(Your task) Where in the data below does the word "acpi" appear? Copy each line that holds it.

(Exercise material)
◇ ◇ ◇ ◇ ◇

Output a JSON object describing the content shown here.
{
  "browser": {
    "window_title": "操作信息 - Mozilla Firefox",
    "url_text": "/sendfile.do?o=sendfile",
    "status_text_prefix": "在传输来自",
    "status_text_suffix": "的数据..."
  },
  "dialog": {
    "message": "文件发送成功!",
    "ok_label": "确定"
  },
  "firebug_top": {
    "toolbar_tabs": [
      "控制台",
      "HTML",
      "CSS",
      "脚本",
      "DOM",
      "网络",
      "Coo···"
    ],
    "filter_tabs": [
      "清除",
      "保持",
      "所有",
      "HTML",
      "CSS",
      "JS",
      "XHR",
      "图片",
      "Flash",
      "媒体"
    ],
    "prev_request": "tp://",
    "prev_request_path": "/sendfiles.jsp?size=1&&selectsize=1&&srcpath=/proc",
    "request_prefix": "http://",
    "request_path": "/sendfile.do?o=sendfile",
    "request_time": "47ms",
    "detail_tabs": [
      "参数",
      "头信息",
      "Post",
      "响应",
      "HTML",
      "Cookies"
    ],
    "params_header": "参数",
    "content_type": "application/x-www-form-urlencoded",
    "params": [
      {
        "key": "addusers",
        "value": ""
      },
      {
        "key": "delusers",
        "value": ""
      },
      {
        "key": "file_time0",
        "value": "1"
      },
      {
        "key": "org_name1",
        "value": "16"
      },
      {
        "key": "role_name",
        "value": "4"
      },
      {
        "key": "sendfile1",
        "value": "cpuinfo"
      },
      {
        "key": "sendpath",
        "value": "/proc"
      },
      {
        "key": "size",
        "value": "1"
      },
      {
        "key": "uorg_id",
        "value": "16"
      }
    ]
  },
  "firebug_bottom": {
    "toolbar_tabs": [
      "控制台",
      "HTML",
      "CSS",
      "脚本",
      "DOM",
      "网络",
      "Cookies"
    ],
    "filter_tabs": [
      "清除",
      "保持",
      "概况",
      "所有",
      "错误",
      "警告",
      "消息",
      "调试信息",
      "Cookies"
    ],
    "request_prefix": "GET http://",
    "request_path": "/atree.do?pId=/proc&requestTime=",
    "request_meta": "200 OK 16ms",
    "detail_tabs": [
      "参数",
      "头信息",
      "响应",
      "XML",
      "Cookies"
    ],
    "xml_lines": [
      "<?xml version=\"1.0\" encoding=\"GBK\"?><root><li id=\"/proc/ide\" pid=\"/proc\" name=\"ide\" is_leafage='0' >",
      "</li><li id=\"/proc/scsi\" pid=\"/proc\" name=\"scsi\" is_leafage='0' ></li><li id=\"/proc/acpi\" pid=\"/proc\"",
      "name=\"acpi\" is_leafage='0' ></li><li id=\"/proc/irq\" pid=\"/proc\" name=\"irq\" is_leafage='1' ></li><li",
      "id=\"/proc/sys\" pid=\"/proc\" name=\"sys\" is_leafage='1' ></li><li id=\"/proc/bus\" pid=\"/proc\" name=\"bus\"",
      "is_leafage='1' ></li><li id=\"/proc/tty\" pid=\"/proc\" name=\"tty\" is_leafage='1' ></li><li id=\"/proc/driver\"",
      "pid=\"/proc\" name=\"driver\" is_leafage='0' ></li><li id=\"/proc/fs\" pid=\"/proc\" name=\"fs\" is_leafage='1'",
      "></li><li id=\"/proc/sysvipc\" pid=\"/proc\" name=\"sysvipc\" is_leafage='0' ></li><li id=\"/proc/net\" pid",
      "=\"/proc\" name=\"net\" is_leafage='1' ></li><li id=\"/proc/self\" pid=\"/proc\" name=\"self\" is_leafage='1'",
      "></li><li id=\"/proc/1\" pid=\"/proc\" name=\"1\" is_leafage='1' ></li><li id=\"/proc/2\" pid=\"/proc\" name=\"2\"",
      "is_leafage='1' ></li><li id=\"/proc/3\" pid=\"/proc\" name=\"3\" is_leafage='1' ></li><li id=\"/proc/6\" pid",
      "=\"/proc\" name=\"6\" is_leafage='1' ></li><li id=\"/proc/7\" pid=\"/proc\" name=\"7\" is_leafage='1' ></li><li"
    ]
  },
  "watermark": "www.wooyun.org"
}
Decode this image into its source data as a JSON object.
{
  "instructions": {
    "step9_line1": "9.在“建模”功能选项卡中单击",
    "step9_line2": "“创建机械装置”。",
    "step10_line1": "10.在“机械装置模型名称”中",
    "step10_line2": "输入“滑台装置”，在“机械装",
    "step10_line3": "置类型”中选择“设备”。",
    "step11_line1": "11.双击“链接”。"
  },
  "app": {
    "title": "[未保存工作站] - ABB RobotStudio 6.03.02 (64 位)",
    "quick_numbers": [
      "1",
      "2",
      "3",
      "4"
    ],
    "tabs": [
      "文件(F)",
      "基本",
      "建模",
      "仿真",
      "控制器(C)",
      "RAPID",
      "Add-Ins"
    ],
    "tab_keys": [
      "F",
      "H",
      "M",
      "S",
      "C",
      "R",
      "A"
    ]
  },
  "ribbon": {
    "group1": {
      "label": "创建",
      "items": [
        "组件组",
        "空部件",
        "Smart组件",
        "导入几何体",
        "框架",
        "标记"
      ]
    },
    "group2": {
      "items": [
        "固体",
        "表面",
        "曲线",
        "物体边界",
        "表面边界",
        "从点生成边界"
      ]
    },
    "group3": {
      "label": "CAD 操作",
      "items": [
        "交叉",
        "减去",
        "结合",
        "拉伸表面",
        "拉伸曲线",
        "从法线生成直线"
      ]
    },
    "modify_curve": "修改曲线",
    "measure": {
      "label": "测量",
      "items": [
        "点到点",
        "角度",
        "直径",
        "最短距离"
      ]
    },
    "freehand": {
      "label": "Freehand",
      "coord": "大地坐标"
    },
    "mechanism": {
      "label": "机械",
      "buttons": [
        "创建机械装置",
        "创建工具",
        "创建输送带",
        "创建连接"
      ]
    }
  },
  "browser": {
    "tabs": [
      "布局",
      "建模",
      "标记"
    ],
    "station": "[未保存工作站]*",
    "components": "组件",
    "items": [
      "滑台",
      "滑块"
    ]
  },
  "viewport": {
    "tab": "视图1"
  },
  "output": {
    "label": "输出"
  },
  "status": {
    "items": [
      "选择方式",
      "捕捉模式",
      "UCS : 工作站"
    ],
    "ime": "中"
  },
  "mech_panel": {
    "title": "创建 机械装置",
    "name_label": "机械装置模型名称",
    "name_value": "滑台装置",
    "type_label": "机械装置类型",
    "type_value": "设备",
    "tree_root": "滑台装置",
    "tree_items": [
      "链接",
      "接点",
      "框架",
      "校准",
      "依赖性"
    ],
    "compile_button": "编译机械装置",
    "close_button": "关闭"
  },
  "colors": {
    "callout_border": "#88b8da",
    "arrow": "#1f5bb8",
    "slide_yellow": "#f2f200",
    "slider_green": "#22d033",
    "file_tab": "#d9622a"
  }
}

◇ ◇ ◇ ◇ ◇

(Task result)
      "</li><li id=\"/proc/scsi\" pid=\"/proc\" name=\"scsi\" is_leafage='0' ></li><li id=\"/proc/acpi\" pid=\"/proc\"",
      "name=\"acpi\" is_leafage='0' ></li><li id=\"/proc/irq\" pid=\"/proc\" name=\"irq\" is_leafage='1' ></li><li",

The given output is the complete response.